▸ **DIRECTIONS FOR THIS TASK**:
In the data below, find every line with the word "Price" and copy it.

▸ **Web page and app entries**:
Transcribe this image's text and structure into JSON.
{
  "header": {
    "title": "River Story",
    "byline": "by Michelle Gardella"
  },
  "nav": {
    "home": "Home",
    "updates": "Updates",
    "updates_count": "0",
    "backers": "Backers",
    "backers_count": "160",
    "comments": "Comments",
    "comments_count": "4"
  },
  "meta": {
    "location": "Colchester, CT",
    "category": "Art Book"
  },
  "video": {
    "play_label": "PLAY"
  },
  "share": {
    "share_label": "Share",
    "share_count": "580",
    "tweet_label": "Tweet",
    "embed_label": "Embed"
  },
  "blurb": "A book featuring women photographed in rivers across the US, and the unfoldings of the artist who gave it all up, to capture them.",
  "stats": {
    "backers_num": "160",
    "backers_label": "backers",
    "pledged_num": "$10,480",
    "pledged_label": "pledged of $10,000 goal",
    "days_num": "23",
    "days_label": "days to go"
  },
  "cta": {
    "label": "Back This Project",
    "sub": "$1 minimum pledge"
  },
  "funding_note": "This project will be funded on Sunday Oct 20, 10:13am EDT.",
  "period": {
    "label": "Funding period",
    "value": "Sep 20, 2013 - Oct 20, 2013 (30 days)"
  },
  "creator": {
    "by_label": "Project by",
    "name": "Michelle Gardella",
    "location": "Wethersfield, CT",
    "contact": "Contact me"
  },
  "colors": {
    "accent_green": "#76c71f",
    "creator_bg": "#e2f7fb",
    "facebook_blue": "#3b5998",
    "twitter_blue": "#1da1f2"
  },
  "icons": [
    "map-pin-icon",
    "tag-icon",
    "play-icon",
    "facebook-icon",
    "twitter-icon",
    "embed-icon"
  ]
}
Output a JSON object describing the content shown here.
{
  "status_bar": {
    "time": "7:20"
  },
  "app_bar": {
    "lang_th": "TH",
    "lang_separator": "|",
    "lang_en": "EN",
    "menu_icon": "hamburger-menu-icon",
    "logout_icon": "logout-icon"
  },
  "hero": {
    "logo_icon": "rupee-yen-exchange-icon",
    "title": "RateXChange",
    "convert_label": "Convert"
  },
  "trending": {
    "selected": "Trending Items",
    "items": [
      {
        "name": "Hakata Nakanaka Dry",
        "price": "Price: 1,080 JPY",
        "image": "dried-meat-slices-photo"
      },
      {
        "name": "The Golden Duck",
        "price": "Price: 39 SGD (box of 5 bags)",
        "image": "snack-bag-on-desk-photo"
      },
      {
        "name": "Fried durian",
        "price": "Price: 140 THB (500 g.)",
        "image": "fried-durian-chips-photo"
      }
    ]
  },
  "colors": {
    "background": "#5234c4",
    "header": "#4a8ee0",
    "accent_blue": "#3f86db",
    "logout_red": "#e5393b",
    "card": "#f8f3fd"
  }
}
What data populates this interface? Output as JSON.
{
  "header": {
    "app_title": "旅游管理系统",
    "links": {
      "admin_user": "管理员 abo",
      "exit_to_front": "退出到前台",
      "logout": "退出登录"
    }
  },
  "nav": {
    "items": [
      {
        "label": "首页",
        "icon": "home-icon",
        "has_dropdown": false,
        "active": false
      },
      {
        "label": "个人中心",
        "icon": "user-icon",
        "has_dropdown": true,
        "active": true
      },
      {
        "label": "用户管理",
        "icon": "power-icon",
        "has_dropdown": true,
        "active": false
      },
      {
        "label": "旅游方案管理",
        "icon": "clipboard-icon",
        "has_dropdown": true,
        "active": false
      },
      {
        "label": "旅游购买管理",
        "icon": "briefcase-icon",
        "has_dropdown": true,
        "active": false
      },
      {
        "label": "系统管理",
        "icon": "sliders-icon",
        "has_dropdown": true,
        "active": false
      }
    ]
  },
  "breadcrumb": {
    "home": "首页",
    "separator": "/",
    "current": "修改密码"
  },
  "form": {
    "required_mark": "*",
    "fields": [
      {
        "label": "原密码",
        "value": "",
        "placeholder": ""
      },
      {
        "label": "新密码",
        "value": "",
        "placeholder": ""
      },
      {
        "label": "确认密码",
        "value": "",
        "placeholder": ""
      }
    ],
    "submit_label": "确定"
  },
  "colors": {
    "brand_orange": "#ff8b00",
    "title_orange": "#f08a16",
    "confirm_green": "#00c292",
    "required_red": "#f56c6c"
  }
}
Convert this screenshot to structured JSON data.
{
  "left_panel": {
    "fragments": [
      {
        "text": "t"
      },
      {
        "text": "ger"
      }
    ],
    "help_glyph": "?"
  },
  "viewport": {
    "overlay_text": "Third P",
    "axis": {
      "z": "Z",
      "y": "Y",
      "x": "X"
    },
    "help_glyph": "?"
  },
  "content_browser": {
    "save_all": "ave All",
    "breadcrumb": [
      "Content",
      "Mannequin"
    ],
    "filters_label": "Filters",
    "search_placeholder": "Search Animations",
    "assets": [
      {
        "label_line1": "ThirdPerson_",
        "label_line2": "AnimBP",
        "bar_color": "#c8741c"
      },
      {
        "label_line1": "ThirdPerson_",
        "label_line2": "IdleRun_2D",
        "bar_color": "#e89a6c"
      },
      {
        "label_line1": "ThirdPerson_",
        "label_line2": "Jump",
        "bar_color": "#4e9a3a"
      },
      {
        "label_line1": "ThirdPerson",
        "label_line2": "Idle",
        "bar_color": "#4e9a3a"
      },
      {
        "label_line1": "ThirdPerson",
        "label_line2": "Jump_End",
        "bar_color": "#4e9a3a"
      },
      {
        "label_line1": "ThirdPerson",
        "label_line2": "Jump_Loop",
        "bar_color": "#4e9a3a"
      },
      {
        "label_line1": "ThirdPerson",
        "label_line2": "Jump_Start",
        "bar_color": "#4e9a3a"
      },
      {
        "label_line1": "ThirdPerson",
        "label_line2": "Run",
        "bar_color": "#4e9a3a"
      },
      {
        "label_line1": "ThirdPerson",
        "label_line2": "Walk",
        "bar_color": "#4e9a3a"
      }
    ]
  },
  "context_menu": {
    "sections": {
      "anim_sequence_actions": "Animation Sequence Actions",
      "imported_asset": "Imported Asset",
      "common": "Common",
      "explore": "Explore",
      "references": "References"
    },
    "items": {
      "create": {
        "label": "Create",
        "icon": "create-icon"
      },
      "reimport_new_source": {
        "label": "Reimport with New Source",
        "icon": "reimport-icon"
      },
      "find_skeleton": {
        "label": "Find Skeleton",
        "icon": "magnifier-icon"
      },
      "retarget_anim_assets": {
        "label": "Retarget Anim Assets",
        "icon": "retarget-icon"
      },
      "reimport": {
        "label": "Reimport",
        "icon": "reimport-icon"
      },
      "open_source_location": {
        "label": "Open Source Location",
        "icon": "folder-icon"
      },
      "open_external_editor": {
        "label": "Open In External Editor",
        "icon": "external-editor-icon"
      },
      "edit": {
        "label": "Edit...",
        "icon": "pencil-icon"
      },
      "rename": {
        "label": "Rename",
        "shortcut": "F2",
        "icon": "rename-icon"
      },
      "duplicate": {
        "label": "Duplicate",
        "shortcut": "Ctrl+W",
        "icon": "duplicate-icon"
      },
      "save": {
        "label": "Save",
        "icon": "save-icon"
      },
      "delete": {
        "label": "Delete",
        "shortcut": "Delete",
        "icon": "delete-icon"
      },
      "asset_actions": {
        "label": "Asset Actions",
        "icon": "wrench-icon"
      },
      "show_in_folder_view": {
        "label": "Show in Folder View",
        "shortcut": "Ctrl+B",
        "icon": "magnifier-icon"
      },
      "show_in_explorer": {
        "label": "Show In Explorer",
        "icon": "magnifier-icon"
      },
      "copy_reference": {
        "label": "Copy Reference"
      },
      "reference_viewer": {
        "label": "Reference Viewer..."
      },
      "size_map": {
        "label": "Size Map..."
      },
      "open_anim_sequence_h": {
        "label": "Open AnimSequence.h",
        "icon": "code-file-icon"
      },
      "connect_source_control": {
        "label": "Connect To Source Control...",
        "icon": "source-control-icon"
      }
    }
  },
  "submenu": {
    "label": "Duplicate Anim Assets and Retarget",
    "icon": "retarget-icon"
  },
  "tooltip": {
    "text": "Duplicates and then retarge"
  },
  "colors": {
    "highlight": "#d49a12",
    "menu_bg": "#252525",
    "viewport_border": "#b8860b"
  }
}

▸ **RESULT FOR THIS EXERCISE**:
        "price": "Price: 1,080 JPY",
        "price": "Price: 39 SGD (box of 5 bags)",
        "price": "Price: 140 THB (500 g.)",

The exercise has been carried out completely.